(Dataset rows describing interfaces)
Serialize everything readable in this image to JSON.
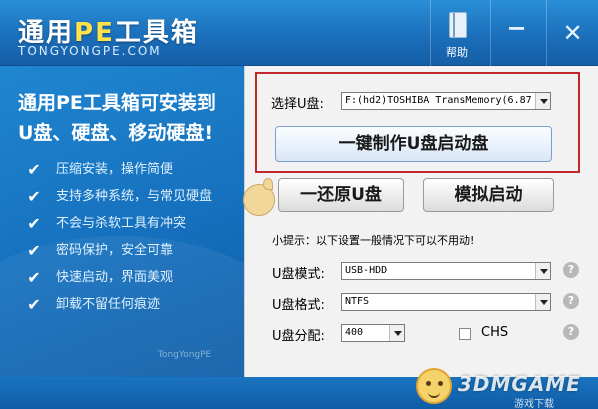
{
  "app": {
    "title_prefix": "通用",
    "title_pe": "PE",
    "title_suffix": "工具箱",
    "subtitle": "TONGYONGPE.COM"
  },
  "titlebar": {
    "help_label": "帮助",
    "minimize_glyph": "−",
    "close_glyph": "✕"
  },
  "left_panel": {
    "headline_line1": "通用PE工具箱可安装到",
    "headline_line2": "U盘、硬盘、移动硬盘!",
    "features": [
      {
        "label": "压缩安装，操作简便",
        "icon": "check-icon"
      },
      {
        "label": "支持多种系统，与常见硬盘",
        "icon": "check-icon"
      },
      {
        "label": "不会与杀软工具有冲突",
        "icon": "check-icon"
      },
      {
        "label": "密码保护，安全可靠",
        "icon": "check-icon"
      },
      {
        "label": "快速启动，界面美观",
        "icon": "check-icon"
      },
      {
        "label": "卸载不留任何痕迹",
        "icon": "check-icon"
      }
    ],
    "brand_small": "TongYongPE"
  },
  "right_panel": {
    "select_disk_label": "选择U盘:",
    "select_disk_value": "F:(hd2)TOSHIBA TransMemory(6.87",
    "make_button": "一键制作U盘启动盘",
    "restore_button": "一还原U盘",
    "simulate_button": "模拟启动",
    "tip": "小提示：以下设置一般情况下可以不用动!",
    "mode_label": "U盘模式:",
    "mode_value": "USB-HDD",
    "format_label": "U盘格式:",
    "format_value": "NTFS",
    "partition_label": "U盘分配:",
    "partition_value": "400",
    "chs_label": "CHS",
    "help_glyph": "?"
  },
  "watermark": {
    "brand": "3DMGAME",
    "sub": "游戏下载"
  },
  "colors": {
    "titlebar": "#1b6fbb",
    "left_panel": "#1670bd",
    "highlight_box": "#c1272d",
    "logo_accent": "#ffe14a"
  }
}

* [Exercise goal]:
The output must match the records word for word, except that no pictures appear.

* [Reply]:
Serialize everything readable in this image to JSON.
{
  "app": {
    "title_prefix": "通用",
    "title_pe": "PE",
    "title_suffix": "工具箱",
    "subtitle": "TONGYONGPE.COM"
  },
  "titlebar": {
    "help_label": "帮助",
    "minimize_glyph": "−",
    "close_glyph": "✕"
  },
  "left_panel": {
    "headline_line1": "通用PE工具箱可安装到",
    "headline_line2": "U盘、硬盘、移动硬盘!",
    "features": [
      {
        "label": "压缩安装，操作简便",
        "icon": "check-icon"
      },
      {
        "label": "支持多种系统，与常见硬盘",
        "icon": "check-icon"
      },
      {
        "label": "不会与杀软工具有冲突",
        "icon": "check-icon"
      },
      {
        "label": "密码保护，安全可靠",
        "icon": "check-icon"
      },
      {
        "label": "快速启动，界面美观",
        "icon": "check-icon"
      },
      {
        "label": "卸载不留任何痕迹",
        "icon": "check-icon"
      }
    ],
    "brand_small": "TongYongPE"
  },
  "right_panel": {
    "select_disk_label": "选择U盘:",
    "select_disk_value": "F:(hd2)TOSHIBA TransMemory(6.87",
    "make_button": "一键制作U盘启动盘",
    "restore_button": "一还原U盘",
    "simulate_button": "模拟启动",
    "tip": "小提示：以下设置一般情况下可以不用动!",
    "mode_label": "U盘模式:",
    "mode_value": "USB-HDD",
    "format_label": "U盘格式:",
    "format_value": "NTFS",
    "partition_label": "U盘分配:",
    "partition_value": "400",
    "chs_label": "CHS",
    "help_glyph": "?"
  },
  "watermark": {
    "brand": "3DMGAME",
    "sub": "游戏下载"
  },
  "colors": {
    "titlebar": "#1b6fbb",
    "left_panel": "#1670bd",
    "highlight_box": "#c1272d",
    "logo_accent": "#ffe14a"
  }
}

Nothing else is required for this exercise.